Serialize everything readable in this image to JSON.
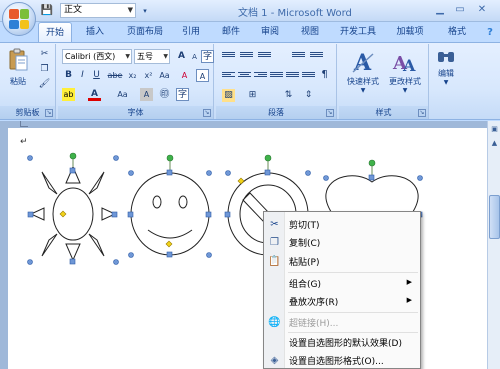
{
  "window": {
    "title": "文档 1 - Microsoft Word",
    "style_box_value": "正文",
    "controls": [
      "minimize",
      "maximize",
      "close"
    ]
  },
  "tabs": [
    {
      "label": "开始",
      "active": true
    },
    {
      "label": "插入"
    },
    {
      "label": "页面布局"
    },
    {
      "label": "引用"
    },
    {
      "label": "邮件"
    },
    {
      "label": "审阅"
    },
    {
      "label": "视图"
    },
    {
      "label": "开发工具"
    },
    {
      "label": "加载项"
    },
    {
      "label": "格式"
    }
  ],
  "ribbon": {
    "clipboard": {
      "label": "剪贴板",
      "paste_label": "粘贴"
    },
    "font": {
      "label": "字体",
      "font_name": "Calibri (西文)",
      "font_size": "五号",
      "bold": "B",
      "italic": "I",
      "underline": "U",
      "strike": "abe",
      "subscript": "x₂",
      "superscript": "x²",
      "aa": "Aa",
      "grow": "A",
      "shrink": "A",
      "clear": "A",
      "char_border": "A",
      "char_shading": "A",
      "phonetic": "wén",
      "enclose": "字"
    },
    "paragraph": {
      "label": "段落"
    },
    "styles": {
      "label": "样式",
      "quick_styles": "快速样式",
      "change_styles": "更改样式"
    },
    "editing": {
      "label": "编辑"
    }
  },
  "context_menu": {
    "items": [
      {
        "label": "剪切(T)",
        "icon": "scissors-icon",
        "disabled": false,
        "submenu": false
      },
      {
        "label": "复制(C)",
        "icon": "copy-icon",
        "disabled": false,
        "submenu": false
      },
      {
        "label": "粘贴(P)",
        "icon": "paste-icon",
        "disabled": false,
        "submenu": false
      },
      {
        "label": "组合(G)",
        "icon": "",
        "disabled": false,
        "submenu": true
      },
      {
        "label": "叠放次序(R)",
        "icon": "",
        "disabled": false,
        "submenu": true
      },
      {
        "label": "超链接(H)...",
        "icon": "hyperlink-icon",
        "disabled": true,
        "submenu": false
      },
      {
        "label": "设置自选图形的默认效果(D)",
        "icon": "",
        "disabled": false,
        "submenu": false
      },
      {
        "label": "设置自选图形格式(O)...",
        "icon": "format-shape-icon",
        "disabled": false,
        "submenu": false
      }
    ]
  },
  "colors": {
    "accent": "#15428b",
    "ribbon_bg": "#dbe8fb",
    "doc_bg": "#9fb8d9",
    "handle_blue": "#4a78c2",
    "handle_green": "#3fb24a"
  }
}
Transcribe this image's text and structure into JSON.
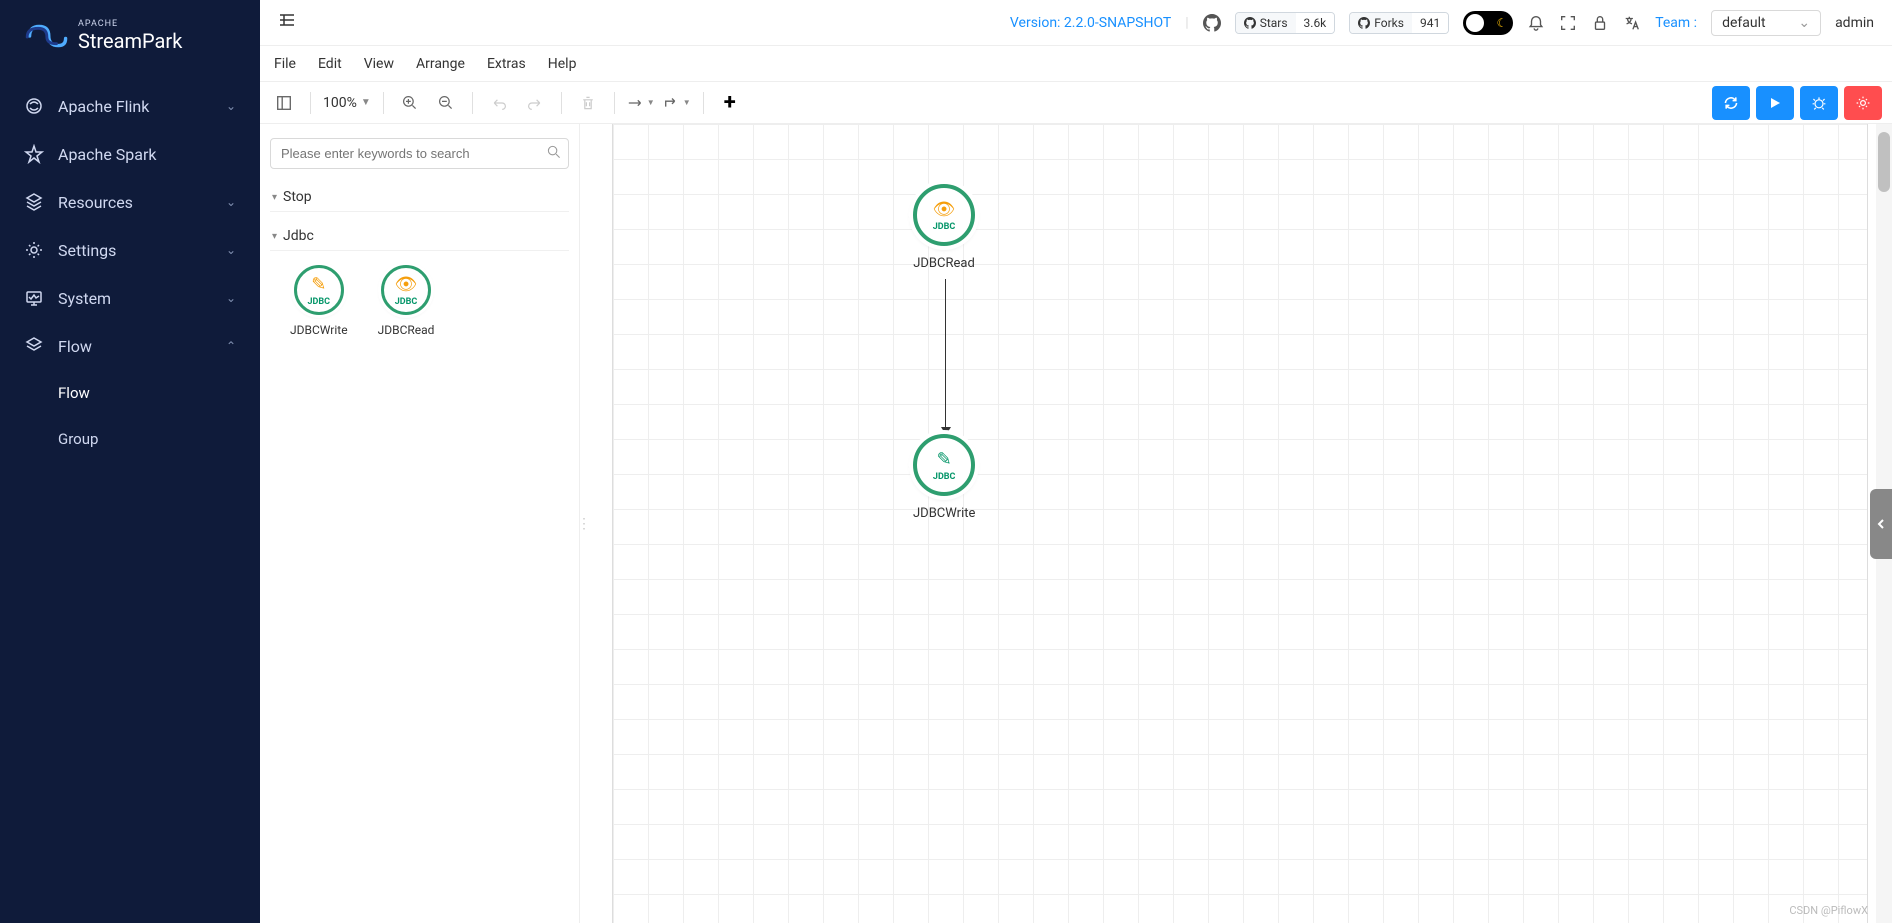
{
  "brand": {
    "apache": "APACHE",
    "name": "StreamPark"
  },
  "sidebar": {
    "items": [
      {
        "label": "Apache Flink"
      },
      {
        "label": "Apache Spark"
      },
      {
        "label": "Resources"
      },
      {
        "label": "Settings"
      },
      {
        "label": "System"
      },
      {
        "label": "Flow"
      }
    ],
    "flow_sub": [
      {
        "label": "Flow"
      },
      {
        "label": "Group"
      }
    ]
  },
  "header": {
    "version": "Version: 2.2.0-SNAPSHOT",
    "stars_label": "Stars",
    "stars_count": "3.6k",
    "forks_label": "Forks",
    "forks_count": "941",
    "team_label": "Team :",
    "team_value": "default",
    "user": "admin"
  },
  "editor_menu": [
    "File",
    "Edit",
    "View",
    "Arrange",
    "Extras",
    "Help"
  ],
  "toolbar": {
    "zoom": "100%"
  },
  "palette": {
    "search_placeholder": "Please enter keywords to search",
    "cat_stop": "Stop",
    "cat_jdbc": "Jdbc",
    "nodes": [
      {
        "label": "JDBCWrite",
        "icon_text": "JDBC"
      },
      {
        "label": "JDBCRead",
        "icon_text": "JDBC"
      }
    ]
  },
  "canvas": {
    "node_read": {
      "label": "JDBCRead",
      "icon_text": "JDBC"
    },
    "node_write": {
      "label": "JDBCWrite",
      "icon_text": "JDBC"
    }
  },
  "watermark": "CSDN @PiflowX"
}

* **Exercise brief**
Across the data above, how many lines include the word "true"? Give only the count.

* **Exercise output**
4